--- DATASET CONTENT Enclosed Below ---

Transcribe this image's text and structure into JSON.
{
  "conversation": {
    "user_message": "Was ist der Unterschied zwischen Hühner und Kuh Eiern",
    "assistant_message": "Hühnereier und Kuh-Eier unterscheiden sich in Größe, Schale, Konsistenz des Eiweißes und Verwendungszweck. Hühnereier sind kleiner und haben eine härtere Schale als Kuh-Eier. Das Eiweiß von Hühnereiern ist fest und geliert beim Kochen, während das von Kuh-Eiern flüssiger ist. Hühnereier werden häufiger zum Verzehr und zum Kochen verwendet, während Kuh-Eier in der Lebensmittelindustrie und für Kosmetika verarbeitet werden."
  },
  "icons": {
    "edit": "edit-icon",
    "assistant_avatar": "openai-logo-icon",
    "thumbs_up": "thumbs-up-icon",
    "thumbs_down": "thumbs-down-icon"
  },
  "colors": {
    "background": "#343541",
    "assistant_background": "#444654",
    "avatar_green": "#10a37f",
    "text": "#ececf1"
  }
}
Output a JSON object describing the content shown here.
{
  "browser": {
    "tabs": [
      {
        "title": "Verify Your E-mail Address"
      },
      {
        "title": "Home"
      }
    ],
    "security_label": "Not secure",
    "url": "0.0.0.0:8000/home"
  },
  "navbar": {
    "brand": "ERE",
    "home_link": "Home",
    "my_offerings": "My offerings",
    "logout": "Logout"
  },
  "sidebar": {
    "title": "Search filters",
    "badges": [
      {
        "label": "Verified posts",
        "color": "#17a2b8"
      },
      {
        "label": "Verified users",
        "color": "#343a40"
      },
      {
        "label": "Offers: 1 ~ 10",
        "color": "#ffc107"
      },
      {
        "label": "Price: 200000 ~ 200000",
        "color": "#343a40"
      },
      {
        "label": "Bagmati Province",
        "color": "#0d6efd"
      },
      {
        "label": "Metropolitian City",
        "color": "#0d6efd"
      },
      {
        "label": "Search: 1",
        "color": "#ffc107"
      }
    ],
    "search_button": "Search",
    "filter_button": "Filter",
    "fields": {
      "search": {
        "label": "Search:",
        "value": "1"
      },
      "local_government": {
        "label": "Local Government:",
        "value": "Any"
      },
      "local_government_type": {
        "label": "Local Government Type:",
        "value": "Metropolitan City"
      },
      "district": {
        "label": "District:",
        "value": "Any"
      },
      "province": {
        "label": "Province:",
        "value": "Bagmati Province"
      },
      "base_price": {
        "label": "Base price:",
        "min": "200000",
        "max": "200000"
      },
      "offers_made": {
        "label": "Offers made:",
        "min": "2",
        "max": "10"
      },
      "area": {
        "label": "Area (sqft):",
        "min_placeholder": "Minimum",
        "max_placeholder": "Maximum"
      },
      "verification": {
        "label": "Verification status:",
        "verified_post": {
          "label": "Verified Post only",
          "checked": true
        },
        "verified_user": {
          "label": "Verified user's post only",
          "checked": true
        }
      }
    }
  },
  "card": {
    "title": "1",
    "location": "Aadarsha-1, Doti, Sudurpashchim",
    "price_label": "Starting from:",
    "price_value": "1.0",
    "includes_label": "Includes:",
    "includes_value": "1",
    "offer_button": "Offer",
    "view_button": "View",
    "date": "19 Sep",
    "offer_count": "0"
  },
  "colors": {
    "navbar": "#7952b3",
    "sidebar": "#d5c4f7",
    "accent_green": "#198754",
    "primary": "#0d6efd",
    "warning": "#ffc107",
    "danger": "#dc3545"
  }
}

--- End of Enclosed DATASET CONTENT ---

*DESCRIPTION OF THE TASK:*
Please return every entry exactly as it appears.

*RESPONSE BELOW:*
Transcribe this image's text and structure into JSON.
{
  "conversation": {
    "user_message": "Was ist der Unterschied zwischen Hühner und Kuh Eiern",
    "assistant_message": "Hühnereier und Kuh-Eier unterscheiden sich in Größe, Schale, Konsistenz des Eiweißes und Verwendungszweck. Hühnereier sind kleiner und haben eine härtere Schale als Kuh-Eier. Das Eiweiß von Hühnereiern ist fest und geliert beim Kochen, während das von Kuh-Eiern flüssiger ist. Hühnereier werden häufiger zum Verzehr und zum Kochen verwendet, während Kuh-Eier in der Lebensmittelindustrie und für Kosmetika verarbeitet werden."
  },
  "icons": {
    "edit": "edit-icon",
    "assistant_avatar": "openai-logo-icon",
    "thumbs_up": "thumbs-up-icon",
    "thumbs_down": "thumbs-down-icon"
  },
  "colors": {
    "background": "#343541",
    "assistant_background": "#444654",
    "avatar_green": "#10a37f",
    "text": "#ececf1"
  }
}
Output a JSON object describing the content shown here.
{
  "browser": {
    "tabs": [
      {
        "title": "Verify Your E-mail Address"
      },
      {
        "title": "Home"
      }
    ],
    "security_label": "Not secure",
    "url": "0.0.0.0:8000/home"
  },
  "navbar": {
    "brand": "ERE",
    "home_link": "Home",
    "my_offerings": "My offerings",
    "logout": "Logout"
  },
  "sidebar": {
    "title": "Search filters",
    "badges": [
      {
        "label": "Verified posts",
        "color": "#17a2b8"
      },
      {
        "label": "Verified users",
        "color": "#343a40"
      },
      {
        "label": "Offers: 1 ~ 10",
        "color": "#ffc107"
      },
      {
        "label": "Price: 200000 ~ 200000",
        "color": "#343a40"
      },
      {
        "label": "Bagmati Province",
        "color": "#0d6efd"
      },
      {
        "label": "Metropolitian City",
        "color": "#0d6efd"
      },
      {
        "label": "Search: 1",
        "color": "#ffc107"
      }
    ],
    "search_button": "Search",
    "filter_button": "Filter",
    "fields": {
      "search": {
        "label": "Search:",
        "value": "1"
      },
      "local_government": {
        "label": "Local Government:",
        "value": "Any"
      },
      "local_government_type": {
        "label": "Local Government Type:",
        "value": "Metropolitan City"
      },
      "district": {
        "label": "District:",
        "value": "Any"
      },
      "province": {
        "label": "Province:",
        "value": "Bagmati Province"
      },
      "base_price": {
        "label": "Base price:",
        "min": "200000",
        "max": "200000"
      },
      "offers_made": {
        "label": "Offers made:",
        "min": "2",
        "max": "10"
      },
      "area": {
        "label": "Area (sqft):",
        "min_placeholder": "Minimum",
        "max_placeholder": "Maximum"
      },
      "verification": {
        "label": "Verification status:",
        "verified_post": {
          "label": "Verified Post only",
          "checked": true
        },
        "verified_user": {
          "label": "Verified user's post only",
          "checked": true
        }
      }
    }
  },
  "card": {
    "title": "1",
    "location": "Aadarsha-1, Doti, Sudurpashchim",
    "price_label": "Starting from:",
    "price_value": "1.0",
    "includes_label": "Includes:",
    "includes_value": "1",
    "offer_button": "Offer",
    "view_button": "View",
    "date": "19 Sep",
    "offer_count": "0"
  },
  "colors": {
    "navbar": "#7952b3",
    "sidebar": "#d5c4f7",
    "accent_green": "#198754",
    "primary": "#0d6efd",
    "warning": "#ffc107",
    "danger": "#dc3545"
  }
}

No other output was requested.